Foo Fighters did not release another studio album until October 2002. “One by One” became the group's first album to feature guitarist Chris Shiflett and hit No. 1 on the U.K. Albums chart, No. 3 in the U.S. and went platinum in both countries. It was handed a 2004 Grammy for Best Rock Album. The lead single “All My Life” spent 10 straight weeks at No. 1 on the Hot Modern Rock Tracks chart and won a 2003 Grammy for Best Hard Rock Performance. The album also contained the singles “Times Like These” (#5 US Mod), “Low” (#15 US Mod) and “Have It All” (#37 UK). Grohl and Foo Fighters also recorded the song “The One” for the soundtrack of the film “Orange Country” (2002).
In between “There Is Nothing Left to Lose” and “One by One,” Grohl lent his drumming skills to other artists. He played drums and sang on the track “Goodbye Lament” from Tony Iommi's album “Iommi” (2000). In 2001, he performed on Tenacious D's self titled debut album and appeared in the video for the lead single “Tribute.” He then played drums on Queens of the Stone Age's third album “Songs for the Deaf” and played guitar on David Bowie's version of “I've Been Waiting for You” (featured on Bowie's album “Heathen,” both 2002). Other artists he has worked with include Cat Power, Killing Joke, Probot, Garbage, Nine Inch Nails, Pete Yorn, Juliette and the Licks, Jackson United, The Prodigy, and Them Crooked Vultures.
Gorhl was reunited with Foo Fighters in 2005 for the fifth studio album “In Your Honor” for BMG Records. The album went to No. 2 in the U.S. and U.K. and No. 1 in Australia, Finland, New Zealand and Sweden. Thanks to such popular singles as the Billboard Modern Rock Tracks No. 1 singles “Best of You” and “DOA,” the album earned platinum certification in the U.S., double platinum in the U.K. and went triple platinum in Canada. Following the release of the live album “Skin and Bones” (2006, #21 US, #35 UK), Grohl and Foo Fighters launched the album “Echoes, Silence, Patience & Grace” on September 25, 2007, where it peaked at No. 3 on the Billboard 200. The album won a Grammy for Best Rock Album and was nominated for Album of the Year. It also won a 2008 Brit Award for Best International Album. The lead single “The Pretender,” a No. 1 hit on the Modern Rock Tracks and the Hot Mainstream Rock Tracks, received a Grammy for Best Hard Rock Performance and the nominations for Record of the Year and Best Rock Song.

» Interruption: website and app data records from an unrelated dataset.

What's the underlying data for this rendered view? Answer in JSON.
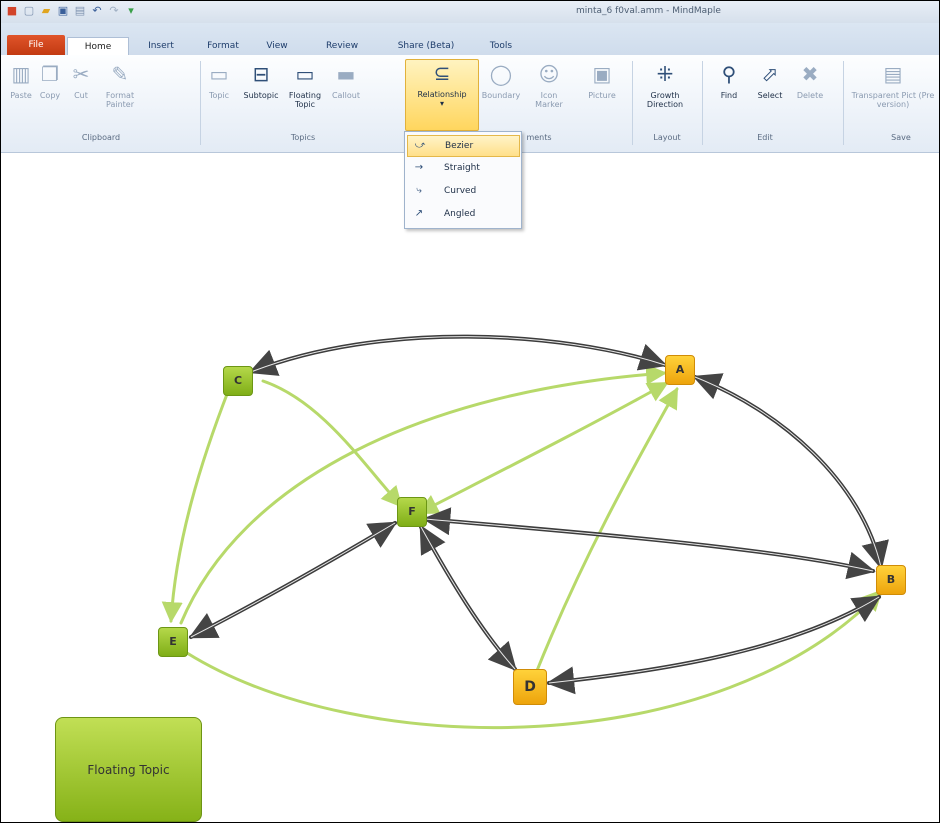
{
  "window": {
    "title": "minta_6 f0val.amm - MindMaple"
  },
  "tabs": [
    {
      "label": "File"
    },
    {
      "label": "Home"
    },
    {
      "label": "Insert"
    },
    {
      "label": "Format"
    },
    {
      "label": "View"
    },
    {
      "label": "Review"
    },
    {
      "label": "Share (Beta)"
    },
    {
      "label": "Tools"
    }
  ],
  "ribbon": {
    "buttons": [
      {
        "label": "Paste",
        "icon": "paste-icon"
      },
      {
        "label": "Copy",
        "icon": "copy-icon"
      },
      {
        "label": "Cut",
        "icon": "cut-icon"
      },
      {
        "label": "Format Painter",
        "icon": "format-painter-icon"
      },
      {
        "label": "Topic",
        "icon": "topic-icon"
      },
      {
        "label": "Subtopic",
        "icon": "subtopic-icon"
      },
      {
        "label": "Floating Topic",
        "icon": "floating-topic-icon"
      },
      {
        "label": "Callout",
        "icon": "callout-icon"
      },
      {
        "label": "Relationship",
        "icon": "relationship-icon"
      },
      {
        "label": "Boundary",
        "icon": "boundary-icon"
      },
      {
        "label": "Icon Marker",
        "icon": "icon-marker-icon"
      },
      {
        "label": "Picture",
        "icon": "picture-icon"
      },
      {
        "label": "Growth Direction",
        "icon": "growth-direction-icon"
      },
      {
        "label": "Find",
        "icon": "find-icon"
      },
      {
        "label": "Select",
        "icon": "select-icon"
      },
      {
        "label": "Delete",
        "icon": "delete-icon"
      },
      {
        "label": "Transparent Pict (Pre version)",
        "icon": "transparent-picture-icon"
      }
    ],
    "groups": [
      "Clipboard",
      "Topics",
      "ments",
      "Layout",
      "Edit",
      "Save"
    ]
  },
  "relationship_menu": {
    "items": [
      {
        "label": "Bezier",
        "icon": "bezier-line-icon",
        "selected": true
      },
      {
        "label": "Straight",
        "icon": "straight-line-icon",
        "selected": false
      },
      {
        "label": "Curved",
        "icon": "curved-line-icon",
        "selected": false
      },
      {
        "label": "Angled",
        "icon": "angled-line-icon",
        "selected": false
      }
    ]
  },
  "map": {
    "topics": [
      {
        "id": "A",
        "color": "orange"
      },
      {
        "id": "B",
        "color": "orange"
      },
      {
        "id": "C",
        "color": "green"
      },
      {
        "id": "D",
        "color": "orange"
      },
      {
        "id": "E",
        "color": "green"
      },
      {
        "id": "F",
        "color": "green"
      }
    ],
    "floating_topic": "Floating Topic",
    "colors": {
      "green": "#9cc63a",
      "orange": "#f5b41c",
      "light_arrow": "#b7d96a",
      "dark_arrow": "#4a4a4a"
    }
  }
}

The album spawned two more No. 1 hits on the U.S. Modern Rock Tracks chart with the singles “Long Road to Ruin” (2007) and “Let It Die” (2008).
In November 2009, Foo Fighters released a compilation album titled “Greatest Hits” with RCA Records. It peaked at No. 4 on the U.K. Album Chart and No. 11 on the Billboard 200. It also rose to No. 1 in Australia where it received double platinum certification.
Recently, Grohl played drums on the instrumental song “Watch This,” which was released on March 19, 2010. It was included in guitarist Slash's debut solo album.
Grammy: Best Rock Album, “Echoes, Silence, Patience & Grace,” 2008
Grammy: Best Hard Rock Performance, “The Pretender,” 2008
Grammy: Best Rock Album, “One by One,” 2004
Grammy: Best Hard Rock Performance, “All My Life,” 2003
Grammy: Best Rock Album, “There Is Nothing Left to Lose,” 2002
Grammy: Best Short Form Music Video, “Learn to Fly,” 2001